June 25 (UPI) -- Jameela Jamil questioned beauty standards in a reflective post on Instagram after calling out television personality and beauty mogul Kim Kardashian.
The 33-year-old British actress embraced her eczema and stretch marks in a post Tuesday after publicly taking a "hard pass" on Kardashian's new body makeup collection.
Jamil re-posted a tweet on Instagram where she detailed how eczema and Ehlers Danlos Syndrome have affected the appearance of her body.
"I have such severe eczema all over that my legs are covered in huge patches of pigment loss from scratching. I have a tonne of stretch marks, and because I have Ehlers Danlos Syndrome, *every* time I cut, I scar," she wrote. "I *refuse* to have these normal human marks weaponised against me."
In the caption, Jamil rejected societal pressure to cover up her scars and stretch marks with makeup.
"Seeing more and more companies sell *always marketing at women* make up that is for your body, to cover all your 'flaws,'" the star wrote. "This is a nightmare for your clothes, furniture, bedsheets, bank account, especially if you are tall or curvy, as you need so much extra."
"Yes I understand we should all be allowed to do whatever makes us feel good, but can we not also question why fully disguising our entire natural selves makes us feel better? Why do we feel bad about ourselves? Who did that? who profits off it?" she asked. "Isn't there something a BIT off about making people's happiness and confidence lie in doll-like perfection? I'm finding it all deeeeeply suspicious myself..."
Jamil had called out Kardashian in a tweet Monday after the television personality announced her KKW Beauty body collection, which Kardashian says she uses to cover her psoriasis.
"Hard pass," Jamil wrote. "I'd rather just make peace with my million stretch marks and eczema. Taking off my mascara is enough of a pain in the arse. Save money and time and give yourself a damn break."
Jamil engaged with social media users Monday evening on Twitter, explaining how her approach is to go after "the product and the seller, not the consumer."
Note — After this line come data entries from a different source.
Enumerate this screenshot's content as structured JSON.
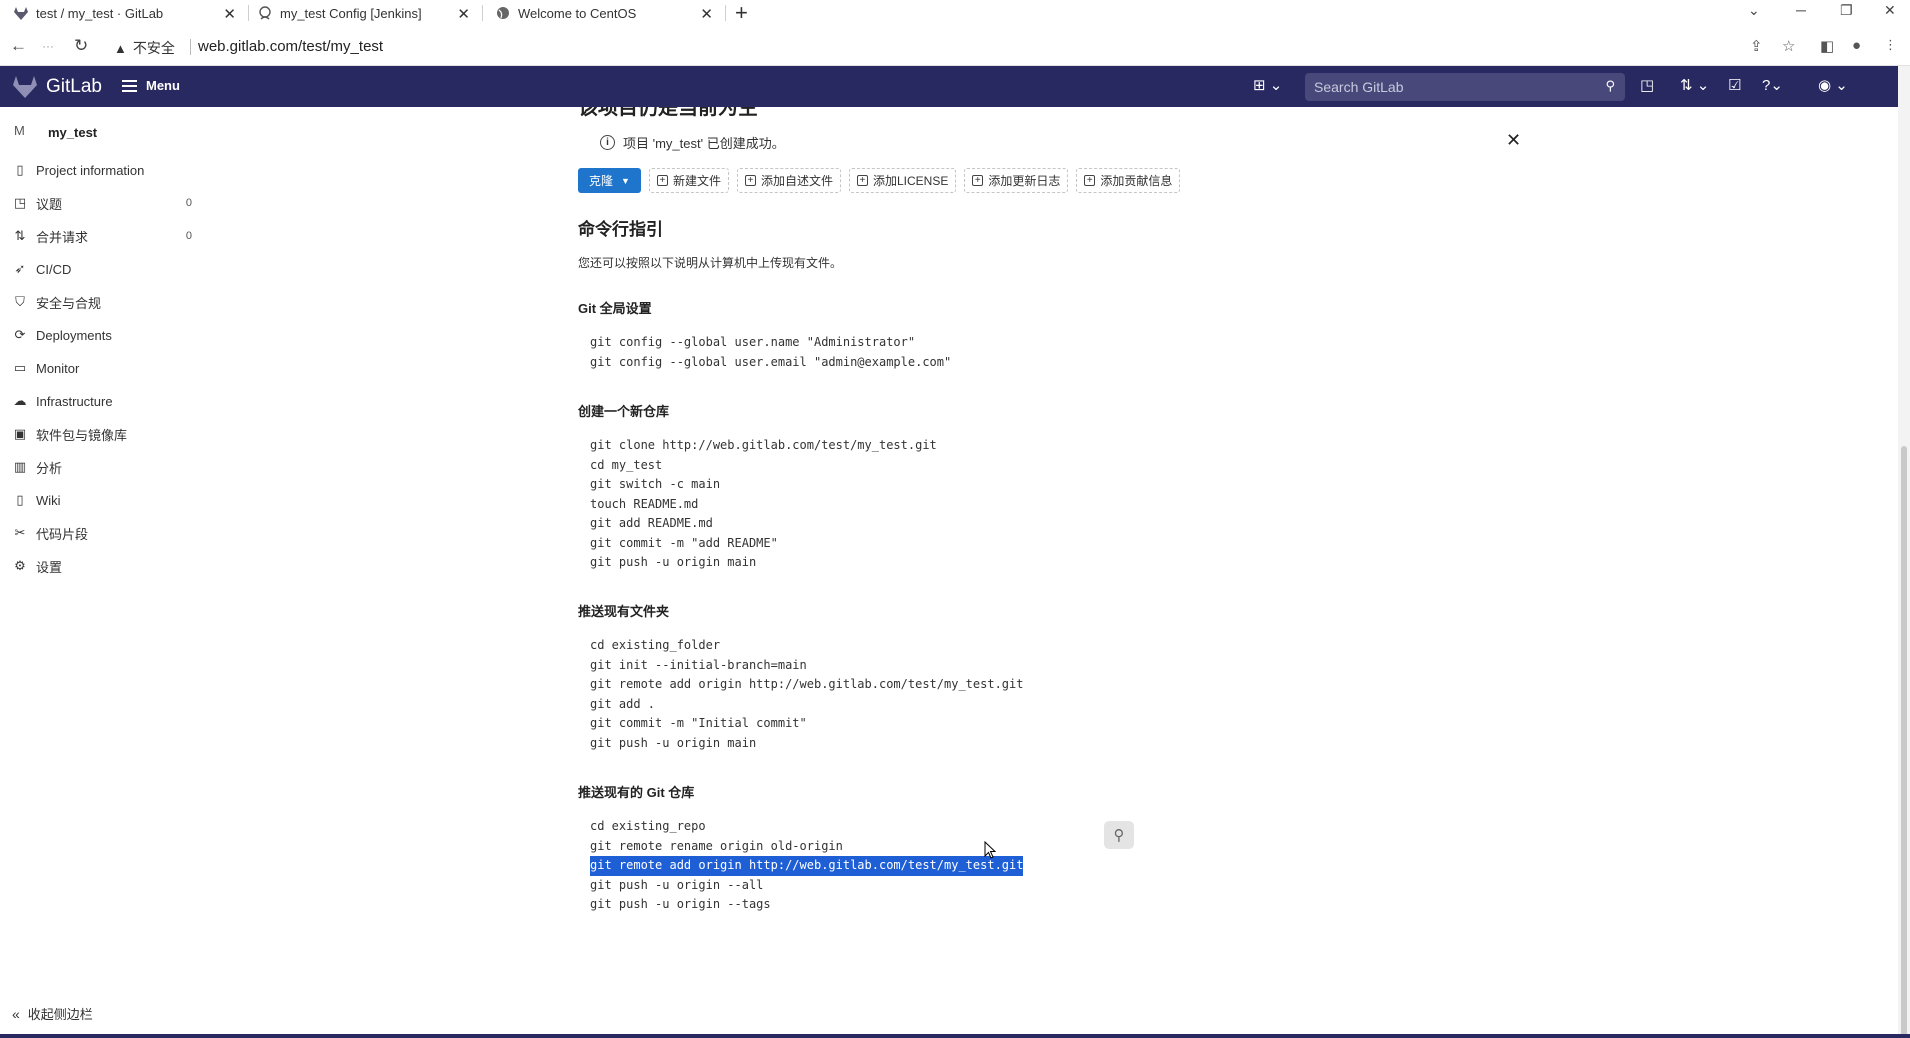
{
  "browser": {
    "tabs": [
      {
        "title": "test / my_test · GitLab",
        "icon": "gitlab-fox-icon"
      },
      {
        "title": "my_test Config [Jenkins]",
        "icon": "jenkins-icon"
      },
      {
        "title": "Welcome to CentOS",
        "icon": "globe-icon"
      }
    ],
    "security_label": "不安全",
    "url": "web.gitlab.com/test/my_test"
  },
  "gitlab_nav": {
    "brand": "GitLab",
    "menu_label": "Menu",
    "search_placeholder": "Search GitLab"
  },
  "sidebar": {
    "project_initial": "M",
    "project_name": "my_test",
    "items": [
      {
        "label": "Project information",
        "icon": "book-icon",
        "count": ""
      },
      {
        "label": "议题",
        "icon": "issues-icon",
        "count": "0"
      },
      {
        "label": "合并请求",
        "icon": "merge-request-icon",
        "count": "0"
      },
      {
        "label": "CI/CD",
        "icon": "rocket-icon",
        "count": ""
      },
      {
        "label": "安全与合规",
        "icon": "shield-icon",
        "count": ""
      },
      {
        "label": "Deployments",
        "icon": "deployments-icon",
        "count": ""
      },
      {
        "label": "Monitor",
        "icon": "monitor-icon",
        "count": ""
      },
      {
        "label": "Infrastructure",
        "icon": "cloud-icon",
        "count": ""
      },
      {
        "label": "软件包与镜像库",
        "icon": "package-icon",
        "count": ""
      },
      {
        "label": "分析",
        "icon": "chart-icon",
        "count": ""
      },
      {
        "label": "Wiki",
        "icon": "wiki-icon",
        "count": ""
      },
      {
        "label": "代码片段",
        "icon": "snippet-icon",
        "count": ""
      },
      {
        "label": "设置",
        "icon": "gear-icon",
        "count": ""
      }
    ],
    "collapse_label": "收起侧边栏"
  },
  "main": {
    "truncated_title": "该项目仍是当前为空",
    "alert_text": "项目 'my_test' 已创建成功。",
    "clone_label": "克隆",
    "actions": [
      "新建文件",
      "添加自述文件",
      "添加LICENSE",
      "添加更新日志",
      "添加贡献信息"
    ],
    "cli_title": "命令行指引",
    "cli_desc": "您还可以按照以下说明从计算机中上传现有文件。",
    "sections": [
      {
        "heading": "Git 全局设置",
        "lines": [
          "git config --global user.name \"Administrator\"",
          "git config --global user.email \"admin@example.com\""
        ]
      },
      {
        "heading": "创建一个新仓库",
        "lines": [
          "git clone http://web.gitlab.com/test/my_test.git",
          "cd my_test",
          "git switch -c main",
          "touch README.md",
          "git add README.md",
          "git commit -m \"add README\"",
          "git push -u origin main"
        ]
      },
      {
        "heading": "推送现有文件夹",
        "lines": [
          "cd existing_folder",
          "git init --initial-branch=main",
          "git remote add origin http://web.gitlab.com/test/my_test.git",
          "git add .",
          "git commit -m \"Initial commit\"",
          "git push -u origin main"
        ]
      },
      {
        "heading": "推送现有的 Git 仓库",
        "lines": [
          "cd existing_repo",
          "git remote rename origin old-origin",
          "git remote add origin http://web.gitlab.com/test/my_test.git",
          "git push -u origin --all",
          "git push -u origin --tags"
        ],
        "selected_line": 2
      }
    ]
  },
  "colors": {
    "nav_bg": "#292961",
    "primary": "#1f75cb",
    "selection": "#1f5fd6"
  }
}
"Where am I shaming the people who want to wear make up? I'm shaming the people who have made us think we NEED to be 'flawless' to be acceptable. Showing no normal bodies with normal marks in media is part of what fuels the bullying and shaming," she responded to one critic.